▼

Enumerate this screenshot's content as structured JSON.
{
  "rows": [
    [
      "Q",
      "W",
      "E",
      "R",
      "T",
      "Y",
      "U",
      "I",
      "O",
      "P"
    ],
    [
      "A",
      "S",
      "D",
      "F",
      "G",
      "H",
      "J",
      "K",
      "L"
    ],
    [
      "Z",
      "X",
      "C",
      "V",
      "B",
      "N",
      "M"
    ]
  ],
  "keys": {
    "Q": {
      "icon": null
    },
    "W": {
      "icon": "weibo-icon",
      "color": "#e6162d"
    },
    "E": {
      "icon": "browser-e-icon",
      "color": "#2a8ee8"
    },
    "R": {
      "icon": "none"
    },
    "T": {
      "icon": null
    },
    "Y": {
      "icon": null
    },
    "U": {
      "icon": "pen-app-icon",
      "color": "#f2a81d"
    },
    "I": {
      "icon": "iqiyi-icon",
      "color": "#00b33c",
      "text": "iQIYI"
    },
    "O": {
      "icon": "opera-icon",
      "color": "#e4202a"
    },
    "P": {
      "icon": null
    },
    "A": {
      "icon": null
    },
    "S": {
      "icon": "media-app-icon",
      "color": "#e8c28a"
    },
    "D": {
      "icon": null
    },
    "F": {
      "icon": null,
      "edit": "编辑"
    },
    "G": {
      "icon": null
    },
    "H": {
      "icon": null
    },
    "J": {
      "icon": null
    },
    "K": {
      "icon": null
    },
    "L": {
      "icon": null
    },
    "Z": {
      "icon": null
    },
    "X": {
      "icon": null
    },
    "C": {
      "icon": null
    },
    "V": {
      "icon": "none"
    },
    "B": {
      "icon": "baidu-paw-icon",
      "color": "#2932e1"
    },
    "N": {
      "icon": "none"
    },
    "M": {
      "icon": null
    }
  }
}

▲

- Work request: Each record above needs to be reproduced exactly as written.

- Output:
Enumerate this screenshot's content as structured JSON.
{
  "rows": [
    [
      "Q",
      "W",
      "E",
      "R",
      "T",
      "Y",
      "U",
      "I",
      "O",
      "P"
    ],
    [
      "A",
      "S",
      "D",
      "F",
      "G",
      "H",
      "J",
      "K",
      "L"
    ],
    [
      "Z",
      "X",
      "C",
      "V",
      "B",
      "N",
      "M"
    ]
  ],
  "keys": {
    "Q": {
      "icon": null
    },
    "W": {
      "icon": "weibo-icon",
      "color": "#e6162d"
    },
    "E": {
      "icon": "browser-e-icon",
      "color": "#2a8ee8"
    },
    "R": {
      "icon": "none"
    },
    "T": {
      "icon": null
    },
    "Y": {
      "icon": null
    },
    "U": {
      "icon": "pen-app-icon",
      "color": "#f2a81d"
    },
    "I": {
      "icon": "iqiyi-icon",
      "color": "#00b33c",
      "text": "iQIYI"
    },
    "O": {
      "icon": "opera-icon",
      "color": "#e4202a"
    },
    "P": {
      "icon": null
    },
    "A": {
      "icon": null
    },
    "S": {
      "icon": "media-app-icon",
      "color": "#e8c28a"
    },
    "D": {
      "icon": null
    },
    "F": {
      "icon": null,
      "edit": "编辑"
    },
    "G": {
      "icon": null
    },
    "H": {
      "icon": null
    },
    "J": {
      "icon": null
    },
    "K": {
      "icon": null
    },
    "L": {
      "icon": null
    },
    "Z": {
      "icon": null
    },
    "X": {
      "icon": null
    },
    "C": {
      "icon": null
    },
    "V": {
      "icon": "none"
    },
    "B": {
      "icon": "baidu-paw-icon",
      "color": "#2932e1"
    },
    "N": {
      "icon": "none"
    },
    "M": {
      "icon": null
    }
  }
}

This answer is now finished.